* **Extracted data entries**
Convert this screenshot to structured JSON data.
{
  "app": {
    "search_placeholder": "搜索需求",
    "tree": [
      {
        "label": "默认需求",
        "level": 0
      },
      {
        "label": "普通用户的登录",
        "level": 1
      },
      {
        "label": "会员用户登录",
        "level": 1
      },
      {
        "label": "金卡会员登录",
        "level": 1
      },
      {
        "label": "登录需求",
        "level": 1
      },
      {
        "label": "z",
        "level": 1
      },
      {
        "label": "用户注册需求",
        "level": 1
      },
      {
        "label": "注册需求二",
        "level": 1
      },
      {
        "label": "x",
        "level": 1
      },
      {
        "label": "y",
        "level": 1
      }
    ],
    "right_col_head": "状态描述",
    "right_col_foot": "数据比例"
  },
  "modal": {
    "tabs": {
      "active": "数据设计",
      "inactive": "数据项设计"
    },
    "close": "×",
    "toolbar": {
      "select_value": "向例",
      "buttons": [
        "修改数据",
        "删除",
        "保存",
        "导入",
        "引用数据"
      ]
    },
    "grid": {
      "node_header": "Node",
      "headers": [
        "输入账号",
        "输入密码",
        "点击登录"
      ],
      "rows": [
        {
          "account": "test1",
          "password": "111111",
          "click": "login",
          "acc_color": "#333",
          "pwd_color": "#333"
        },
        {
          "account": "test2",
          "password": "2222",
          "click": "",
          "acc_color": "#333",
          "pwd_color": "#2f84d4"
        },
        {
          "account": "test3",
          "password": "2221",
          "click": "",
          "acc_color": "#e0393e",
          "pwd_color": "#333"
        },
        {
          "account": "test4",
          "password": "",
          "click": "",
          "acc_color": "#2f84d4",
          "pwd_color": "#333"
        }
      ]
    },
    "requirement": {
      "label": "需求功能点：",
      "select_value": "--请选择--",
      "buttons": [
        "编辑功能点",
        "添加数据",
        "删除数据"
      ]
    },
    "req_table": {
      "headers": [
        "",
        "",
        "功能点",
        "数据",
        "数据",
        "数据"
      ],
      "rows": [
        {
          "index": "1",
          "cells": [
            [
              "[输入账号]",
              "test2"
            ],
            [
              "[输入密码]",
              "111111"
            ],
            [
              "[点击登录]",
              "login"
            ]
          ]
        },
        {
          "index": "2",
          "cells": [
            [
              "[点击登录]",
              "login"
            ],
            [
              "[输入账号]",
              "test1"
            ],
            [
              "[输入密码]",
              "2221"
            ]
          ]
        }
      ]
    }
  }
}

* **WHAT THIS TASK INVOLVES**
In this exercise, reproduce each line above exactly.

* **WRITTEN ANSWER**
Convert this screenshot to structured JSON data.
{
  "app": {
    "search_placeholder": "搜索需求",
    "tree": [
      {
        "label": "默认需求",
        "level": 0
      },
      {
        "label": "普通用户的登录",
        "level": 1
      },
      {
        "label": "会员用户登录",
        "level": 1
      },
      {
        "label": "金卡会员登录",
        "level": 1
      },
      {
        "label": "登录需求",
        "level": 1
      },
      {
        "label": "z",
        "level": 1
      },
      {
        "label": "用户注册需求",
        "level": 1
      },
      {
        "label": "注册需求二",
        "level": 1
      },
      {
        "label": "x",
        "level": 1
      },
      {
        "label": "y",
        "level": 1
      }
    ],
    "right_col_head": "状态描述",
    "right_col_foot": "数据比例"
  },
  "modal": {
    "tabs": {
      "active": "数据设计",
      "inactive": "数据项设计"
    },
    "close": "×",
    "toolbar": {
      "select_value": "向例",
      "buttons": [
        "修改数据",
        "删除",
        "保存",
        "导入",
        "引用数据"
      ]
    },
    "grid": {
      "node_header": "Node",
      "headers": [
        "输入账号",
        "输入密码",
        "点击登录"
      ],
      "rows": [
        {
          "account": "test1",
          "password": "111111",
          "click": "login",
          "acc_color": "#333",
          "pwd_color": "#333"
        },
        {
          "account": "test2",
          "password": "2222",
          "click": "",
          "acc_color": "#333",
          "pwd_color": "#2f84d4"
        },
        {
          "account": "test3",
          "password": "2221",
          "click": "",
          "acc_color": "#e0393e",
          "pwd_color": "#333"
        },
        {
          "account": "test4",
          "password": "",
          "click": "",
          "acc_color": "#2f84d4",
          "pwd_color": "#333"
        }
      ]
    },
    "requirement": {
      "label": "需求功能点：",
      "select_value": "--请选择--",
      "buttons": [
        "编辑功能点",
        "添加数据",
        "删除数据"
      ]
    },
    "req_table": {
      "headers": [
        "",
        "",
        "功能点",
        "数据",
        "数据",
        "数据"
      ],
      "rows": [
        {
          "index": "1",
          "cells": [
            [
              "[输入账号]",
              "test2"
            ],
            [
              "[输入密码]",
              "111111"
            ],
            [
              "[点击登录]",
              "login"
            ]
          ]
        },
        {
          "index": "2",
          "cells": [
            [
              "[点击登录]",
              "login"
            ],
            [
              "[输入账号]",
              "test1"
            ],
            [
              "[输入密码]",
              "2221"
            ]
          ]
        }
      ]
    }
  }
}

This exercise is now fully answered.